“Didn’t you hear them Evie?” Gracie asked, releasing the boy and turning towards her girlfriend. “When you came into the water, didn't you feel them? Such heartache, such infinite sorrow. I don’t feel it now, but I was drowning in it when I was in the water.” She turned back to the boy.

“How long till your sister reaches her full size?”

“Not long now. We think she is already nearing mid stage.”

“And she can't come out can she?" He shook his head no.

"And if you go in the water?”

“I will turn."

Gracie moved to the pool, shushing Evelyn's protest, and then placed her hand in the water, swirling it slowly around and around and around for what seemed far too long for Evelyn's comfort.

"We'll need him to stay in human form for awhile," Gracie said, standing up and shaking the scales off her hand. She turned to face her girlfriend, "at least until we figure out what we're going to do."

"No no no no no," Evelyn said, but Gracie pressed a wet finger to her girlfriend's lips.

"Their ship will not return. They all knew what would happen if any of them were left behind, and Kevin and his sister are resigned to what they have to do. What they will have to become." Gracie looked sorrowfully back to the boy, then returned to look at Evelyn.

"Manatees live off the coast of Florida, it's as near to their own kind as we can get them. But, it's days from here. We'll need transportation big enough to carry a tank that will fit his sister full size.
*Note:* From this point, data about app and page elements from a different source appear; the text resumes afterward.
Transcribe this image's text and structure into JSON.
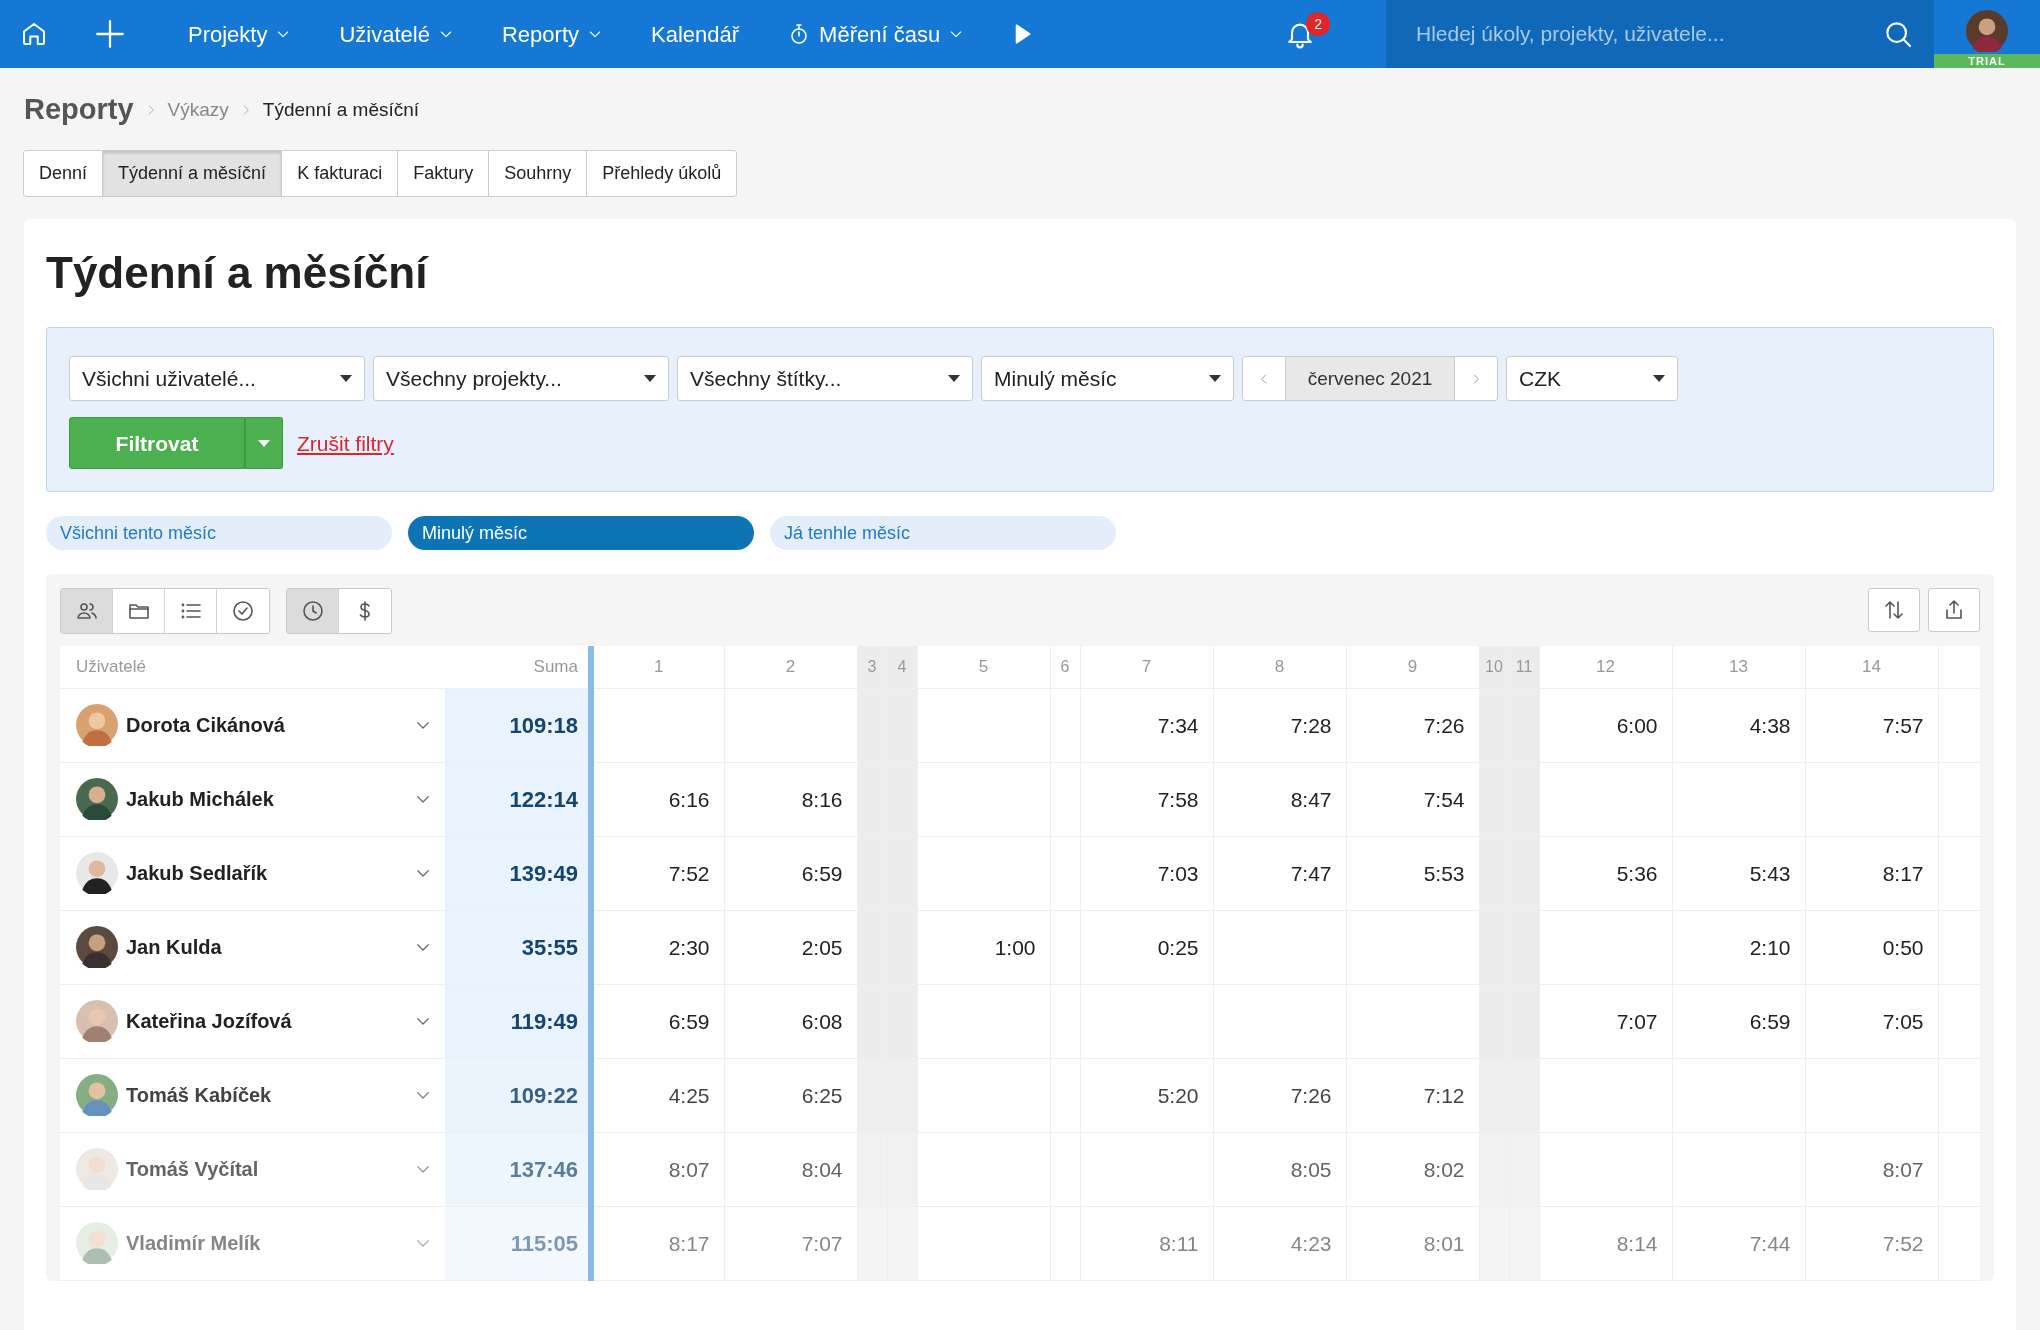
{
  "navbar": {
    "menu": [
      {
        "label": "Projekty",
        "kind": "link",
        "dropdown": true
      },
      {
        "label": "Uživatelé",
        "kind": "link",
        "dropdown": true
      },
      {
        "label": "Reporty",
        "kind": "link",
        "dropdown": true
      },
      {
        "label": "Kalendář",
        "kind": "link",
        "dropdown": false
      },
      {
        "label": "Měření času",
        "kind": "timer",
        "dropdown": true
      }
    ],
    "notifications": {
      "count": "2"
    },
    "search": {
      "placeholder": "Hledej úkoly, projekty, uživatele..."
    },
    "account": {
      "badge": "TRIAL"
    }
  },
  "breadcrumb": [
    "Reporty",
    "Výkazy",
    "Týdenní a měsíční"
  ],
  "tabs": [
    {
      "label": "Denní",
      "selected": false
    },
    {
      "label": "Týdenní a měsíční",
      "selected": true
    },
    {
      "label": "K fakturaci",
      "selected": false
    },
    {
      "label": "Faktury",
      "selected": false
    },
    {
      "label": "Souhrny",
      "selected": false
    },
    {
      "label": "Přehledy úkolů",
      "selected": false
    }
  ],
  "title": "Týdenní a měsíční",
  "filters": {
    "selects": [
      {
        "value": "Všichni uživatelé..."
      },
      {
        "value": "Všechny projekty..."
      },
      {
        "value": "Všechny štítky..."
      },
      {
        "value": "Minulý měsíc"
      }
    ],
    "period": {
      "value": "červenec 2021"
    },
    "currency": {
      "value": "CZK"
    },
    "filter_button": "Filtrovat",
    "clear_link": "Zrušit filtry"
  },
  "presets": [
    {
      "label": "Všichni tento měsíc",
      "selected": false
    },
    {
      "label": "Minulý měsíc",
      "selected": true
    },
    {
      "label": "Já tenhle měsíc",
      "selected": false
    }
  ],
  "view_buttons": [
    [
      {
        "selected": true
      },
      {
        "selected": false
      },
      {
        "selected": false
      },
      {
        "selected": false
      }
    ],
    [
      {
        "selected": true
      },
      {
        "selected": false
      }
    ]
  ],
  "table": {
    "columns": {
      "user": "Uživatelé",
      "sum": "Suma"
    },
    "days": [
      {
        "label": "1",
        "kind": "workday"
      },
      {
        "label": "2",
        "kind": "workday"
      },
      {
        "label": "3",
        "kind": "weekend"
      },
      {
        "label": "4",
        "kind": "weekend"
      },
      {
        "label": "5",
        "kind": "workday"
      },
      {
        "label": "6",
        "kind": "holiday"
      },
      {
        "label": "7",
        "kind": "workday"
      },
      {
        "label": "8",
        "kind": "workday"
      },
      {
        "label": "9",
        "kind": "workday"
      },
      {
        "label": "10",
        "kind": "weekend"
      },
      {
        "label": "11",
        "kind": "weekend"
      },
      {
        "label": "12",
        "kind": "workday"
      },
      {
        "label": "13",
        "kind": "workday"
      },
      {
        "label": "14",
        "kind": "workday"
      }
    ],
    "rows": [
      {
        "name": "Dorota Cikánová",
        "sum": "109:18",
        "values": {
          "7": "7:34",
          "8": "7:28",
          "9": "7:26",
          "12": "6:00",
          "13": "4:38",
          "14": "7:57"
        }
      },
      {
        "name": "Jakub Michálek",
        "sum": "122:14",
        "values": {
          "1": "6:16",
          "2": "8:16",
          "7": "7:58",
          "8": "8:47",
          "9": "7:54"
        }
      },
      {
        "name": "Jakub Sedlařík",
        "sum": "139:49",
        "values": {
          "1": "7:52",
          "2": "6:59",
          "7": "7:03",
          "8": "7:47",
          "9": "5:53",
          "12": "5:36",
          "13": "5:43",
          "14": "8:17"
        }
      },
      {
        "name": "Jan Kulda",
        "sum": "35:55",
        "values": {
          "1": "2:30",
          "2": "2:05",
          "5": "1:00",
          "7": "0:25",
          "13": "2:10",
          "14": "0:50"
        }
      },
      {
        "name": "Kateřina Jozífová",
        "sum": "119:49",
        "values": {
          "1": "6:59",
          "2": "6:08",
          "12": "7:07",
          "13": "6:59",
          "14": "7:05"
        }
      },
      {
        "name": "Tomáš Kabíček",
        "sum": "109:22",
        "values": {
          "1": "4:25",
          "2": "6:25",
          "7": "5:20",
          "8": "7:26",
          "9": "7:12"
        }
      },
      {
        "name": "Tomáš Vyčítal",
        "sum": "137:46",
        "values": {
          "1": "8:07",
          "2": "8:04",
          "8": "8:05",
          "9": "8:02",
          "14": "8:07"
        }
      },
      {
        "name": "Vladimír Melík",
        "sum": "115:05",
        "values": {
          "1": "8:17",
          "2": "7:07",
          "7": "8:11",
          "8": "4:23",
          "9": "8:01",
          "12": "8:14",
          "13": "7:44",
          "14": "7:52"
        }
      }
    ]
  }
}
Kevin can ride with us until we get them were they need to go.”

“Gracie, we’re not driving them to Florida.” Evelyn stumbled backward and sat on the lounge. "I can't believe what I'm hearing. You're effing crazy."

“No Evie. I’m fine. See?" Gracie said, turning around in a circle. "All the scales are gone. There’s no lasting effect. For me at least.” And Evelyn remembered what the boy had said, and realized what her girlfriend would be thinking. If they went to Florida and into the water there, what happened to the others of their kind would happen to them.

Gracie turned back to the boy, “Do you know anything that will help us to help you?”

The boy stood silent for quite awhile, looking back at the pool. Gracie imagined the conversation that occurred between him and his sister, who splashed near the surface several times to smack her fins on the water. As if they were arguing.

"They could stay here?"

Gracie slowly turned around towards her girlfriend, unbelieving what she had just heard.

"I guess we really will need a bigger pool," Evelyn said, giggling at what she was hearing herself say, but glad she found her girlfriend, her Gracie, coming over to hold her as if she were the most precious thing in all the universe.

"But," Evelyn mumbled through the shower of kisses, "you can't go swimming anymore."

<word count: 2634>


Parabolic Muse said...

This is beautifully written, charming and funny. But I think if it's between you not swimming, and them... they'd have to go.

Parabolic Muse said...

I'm not sure, but now that this is private, do you need the Captcha moderation? Those codes drive me nuts and I don't usually comment on blogs that have them. I'll comment on yours, of course. Because I have important things to say here.